The new X1-1-UV-3727 radiometer is designed to accurately measure the far-UVC irradiance or dose produced by 222nm excimer lamps. This is in addition to the measurement of other germicidal UV source types including low pressure Hg lamps and UV LEDs. Each meter has a wide dynamic range and is supplied with a traceable calibration certificate from the ISO-17025 accredited Gigahertz-Optik laboratory.
Far-UVC radiation, such as the 222nm produced by Kr-Cl excimer lamps, has been the subject of many studies and is known to be effective against a wide range of pathogens. Significantly, it is also thought to offer less photobiological hazard because far-UVC light cannot penetrate human skin as deeply as the longer wavelength UV radiation produced by low pressure Hg lamps and UVC LEDs.

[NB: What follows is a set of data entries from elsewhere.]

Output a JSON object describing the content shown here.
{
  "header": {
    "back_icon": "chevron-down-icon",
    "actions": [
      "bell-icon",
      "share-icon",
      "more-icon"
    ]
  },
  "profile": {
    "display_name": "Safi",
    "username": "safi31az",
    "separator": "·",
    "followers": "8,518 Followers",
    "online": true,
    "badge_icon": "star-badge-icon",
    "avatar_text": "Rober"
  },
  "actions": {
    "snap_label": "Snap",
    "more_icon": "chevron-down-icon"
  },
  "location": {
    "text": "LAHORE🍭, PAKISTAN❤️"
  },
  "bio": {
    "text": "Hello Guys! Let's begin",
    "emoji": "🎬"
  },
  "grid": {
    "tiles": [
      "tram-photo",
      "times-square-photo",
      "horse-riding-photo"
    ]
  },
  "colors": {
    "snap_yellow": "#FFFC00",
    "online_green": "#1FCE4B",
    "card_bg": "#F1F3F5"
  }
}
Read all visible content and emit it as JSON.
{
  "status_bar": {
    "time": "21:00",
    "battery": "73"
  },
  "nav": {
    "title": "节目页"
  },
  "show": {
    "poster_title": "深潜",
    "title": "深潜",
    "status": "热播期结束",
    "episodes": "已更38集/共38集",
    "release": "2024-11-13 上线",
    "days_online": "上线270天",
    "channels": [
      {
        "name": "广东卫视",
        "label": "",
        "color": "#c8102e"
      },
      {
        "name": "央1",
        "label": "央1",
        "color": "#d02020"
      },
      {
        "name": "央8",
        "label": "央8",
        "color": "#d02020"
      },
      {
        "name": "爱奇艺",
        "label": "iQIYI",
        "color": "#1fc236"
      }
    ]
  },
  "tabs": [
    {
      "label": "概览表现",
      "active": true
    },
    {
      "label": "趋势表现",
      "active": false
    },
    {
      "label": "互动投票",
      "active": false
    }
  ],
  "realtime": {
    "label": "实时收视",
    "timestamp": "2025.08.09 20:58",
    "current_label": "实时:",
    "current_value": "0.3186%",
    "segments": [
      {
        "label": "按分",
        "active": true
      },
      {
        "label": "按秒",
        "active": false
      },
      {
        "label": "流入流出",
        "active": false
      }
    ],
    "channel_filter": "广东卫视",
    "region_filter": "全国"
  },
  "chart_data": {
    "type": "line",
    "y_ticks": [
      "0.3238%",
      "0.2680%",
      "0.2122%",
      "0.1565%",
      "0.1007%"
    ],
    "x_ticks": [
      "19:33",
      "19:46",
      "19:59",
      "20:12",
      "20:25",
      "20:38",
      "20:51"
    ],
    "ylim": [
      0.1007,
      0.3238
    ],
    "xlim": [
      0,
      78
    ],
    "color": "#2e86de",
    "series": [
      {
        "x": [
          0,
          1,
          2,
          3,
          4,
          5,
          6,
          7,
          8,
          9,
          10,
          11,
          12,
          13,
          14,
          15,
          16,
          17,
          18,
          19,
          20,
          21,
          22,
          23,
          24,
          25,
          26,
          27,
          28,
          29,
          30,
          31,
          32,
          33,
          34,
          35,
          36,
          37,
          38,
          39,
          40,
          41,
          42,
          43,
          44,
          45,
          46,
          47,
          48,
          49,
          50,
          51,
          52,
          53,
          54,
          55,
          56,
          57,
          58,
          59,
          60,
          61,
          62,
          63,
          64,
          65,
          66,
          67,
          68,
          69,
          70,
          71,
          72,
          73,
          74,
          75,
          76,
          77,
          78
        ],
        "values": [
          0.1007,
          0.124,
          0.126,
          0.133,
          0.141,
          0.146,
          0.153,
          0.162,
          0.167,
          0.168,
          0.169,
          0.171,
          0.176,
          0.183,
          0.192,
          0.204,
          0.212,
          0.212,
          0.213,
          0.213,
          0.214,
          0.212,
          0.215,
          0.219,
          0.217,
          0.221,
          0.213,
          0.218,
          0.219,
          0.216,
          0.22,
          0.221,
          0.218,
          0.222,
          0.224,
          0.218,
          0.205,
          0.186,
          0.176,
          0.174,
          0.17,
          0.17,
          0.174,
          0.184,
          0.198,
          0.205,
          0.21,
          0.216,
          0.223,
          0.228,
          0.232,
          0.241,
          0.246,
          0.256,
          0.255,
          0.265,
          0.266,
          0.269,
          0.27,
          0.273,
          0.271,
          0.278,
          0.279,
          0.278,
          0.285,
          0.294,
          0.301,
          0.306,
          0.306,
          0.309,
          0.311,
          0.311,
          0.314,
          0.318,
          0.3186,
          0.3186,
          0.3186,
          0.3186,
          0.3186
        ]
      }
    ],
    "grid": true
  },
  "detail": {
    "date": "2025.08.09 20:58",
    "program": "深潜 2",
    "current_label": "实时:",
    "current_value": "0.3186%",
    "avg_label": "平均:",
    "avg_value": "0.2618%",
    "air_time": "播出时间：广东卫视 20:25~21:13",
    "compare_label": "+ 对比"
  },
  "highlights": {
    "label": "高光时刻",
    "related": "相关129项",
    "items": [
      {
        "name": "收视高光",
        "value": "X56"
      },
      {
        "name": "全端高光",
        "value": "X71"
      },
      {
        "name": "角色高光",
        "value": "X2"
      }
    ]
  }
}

The X-1-1-UV-3727 radiometer measures UV-C irradiance over a very wide dynamic range from 0.002 µW / cm² to 1000 mW / cm² which permits the investigation of both germicidal efficacy as well as hazard. It is supplied with calibrations at 222 nm for excimer lamps, 254 nm for low pressure Hg lamps, and wavelength dependent calibration factors given in 5 nm increments 250 nm to 300 nm for UV LEDs. The detector’s flat spectral responsivity ensures lowest measurement uncertainty irrespective of the precise wavelength of UV LEDs which inevitably varies according to operating conditions and manufacturing tolerances.
The handheld meter provides a real time display of irradiance (mW / cm²) or dose (mJ / cm²) and includes a peak-hold function. The device may also be operated via its USB interface with optional S-X1 software. To correctly measure irradiance the detector’s entrance optic is a diffuser with a cosine field of view. The detector is pre-aged to significantly reduce solarization effects that results from long term exposure to UV radiation.
Gigahertz-Optik operates an extensive calibration facility that is DIN EN ISO / IEC 17025 accredited. In addition to the absolute radiometric calibration, every UV radiometer produced by Gigahertz-Optik is individually calibrated with regard to its relative spectral responsivity. In accordance with CIE 220:2016 this enables spectral mismatch error to be corrected for, thereby reducing the overall measurement uncertainty.